Which SPF (Really) Makes Sense for the Beach?
I love the beach and I hate the beach. I am Howard Hughes about the sun—a conflicted Howard Hughes, ever since the vitamin-D-deficiency reports began emerging—so the beach I love is a shady one (say, this one at The Brando in French Polynesia). The truth is, the picture about SPF and health is incomplete, no matter how simple the chemical-sunscreen-manufacturer-sponsored PSA’s about safe sun make it sound. Amid all the confusion, here are my strategies, along with my favorite new tube of SPF for the beach (or a major hike, long run, etc.).
My stepfather died of melanoma; I wear (mineral) SPF at-least-15 on my face and hands—and take 2,000 iu of vitamin D most days. If it’s raining, I usually skip the SPF—despite the fact that a scientist once assured me, as we sat inside a curtained room on a rainy day, that we were still getting plenty of UV light just sitting there. Anyone who claims to know the answer of the precise formula for optimum health/anti-aging vis a vis sun protection is just that, claiming to know.

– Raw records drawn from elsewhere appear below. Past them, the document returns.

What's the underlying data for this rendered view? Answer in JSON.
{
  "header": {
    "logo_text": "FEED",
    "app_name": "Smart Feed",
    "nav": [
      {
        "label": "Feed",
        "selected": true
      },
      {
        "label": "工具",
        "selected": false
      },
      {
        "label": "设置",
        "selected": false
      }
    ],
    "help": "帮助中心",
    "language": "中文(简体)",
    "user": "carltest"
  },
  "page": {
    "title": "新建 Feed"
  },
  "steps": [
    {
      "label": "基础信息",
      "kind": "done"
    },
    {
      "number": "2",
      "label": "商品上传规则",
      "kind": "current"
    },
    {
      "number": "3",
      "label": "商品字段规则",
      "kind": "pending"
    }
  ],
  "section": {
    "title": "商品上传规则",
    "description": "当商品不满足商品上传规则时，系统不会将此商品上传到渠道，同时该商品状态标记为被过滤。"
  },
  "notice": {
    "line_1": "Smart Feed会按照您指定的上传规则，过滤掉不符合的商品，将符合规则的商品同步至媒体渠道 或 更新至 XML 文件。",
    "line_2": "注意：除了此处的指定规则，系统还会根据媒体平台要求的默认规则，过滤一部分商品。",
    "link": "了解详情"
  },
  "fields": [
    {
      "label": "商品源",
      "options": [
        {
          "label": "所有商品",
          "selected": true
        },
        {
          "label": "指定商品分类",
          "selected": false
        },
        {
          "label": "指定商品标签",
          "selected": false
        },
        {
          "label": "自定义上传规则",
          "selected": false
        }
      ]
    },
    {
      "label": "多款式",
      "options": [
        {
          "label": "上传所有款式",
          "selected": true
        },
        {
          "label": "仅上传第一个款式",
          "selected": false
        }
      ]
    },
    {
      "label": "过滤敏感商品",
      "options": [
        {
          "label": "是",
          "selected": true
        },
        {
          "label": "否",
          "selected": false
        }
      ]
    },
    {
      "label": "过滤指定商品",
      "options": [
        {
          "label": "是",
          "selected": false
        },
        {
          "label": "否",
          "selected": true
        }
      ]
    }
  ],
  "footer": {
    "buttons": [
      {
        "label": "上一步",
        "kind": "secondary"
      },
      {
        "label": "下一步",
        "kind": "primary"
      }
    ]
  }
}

For the beach, however, the protocol is crystal-clear: Nobody needs that level of sun exposure, ever. I wear mineral SPF 30 and over, reapplying like a fanatic. Mineral formulas are critical at the beach for another reason: Chemical sunscreen isn’t just bad (endocrine disrupting/skin irritating/not proven to prevent melanoma) for you, many of the formulas degrade coral—so by wearing them in the ocean, you are actively helping to decimate the ocean.
So 100 percent mineral (under the active ingredients there should be zinc oxide and/or titanium dioxide, and nothing else) lotion (sprays are no good for you, whether chemical or mineral), SPF 30 or above. Mineral SPF 50s can be thick and pasty—but this one from Naturopathica is not. Instead, it is heaven: It smooths in easily, like a great moisturizer, and your skin immediately feels soft and matte, and it has a faint, forest-y scent. I keep it in my makeup bag, because you never know when all of a sudden you find yourself in full-on, inescapable sun—and Howard Hughes prefers an escape one, particularly one in a glamorous French-pharmacy tube.
More beach survival strategies:
The sun-safest times to go—before 10am and after 4pm—also happen to be the prettiest time at any beach, not to mention the time of most-forgiving light, for anyone who feels over-exposed in a bathing suit.
Get a sleek, glamorous, long-sleeved rash guard. (They look sexy with a bikini bottom.)
Apply this SPF 50 body butter from All Good—how chic is the tin??—constantly, to every exposed body part.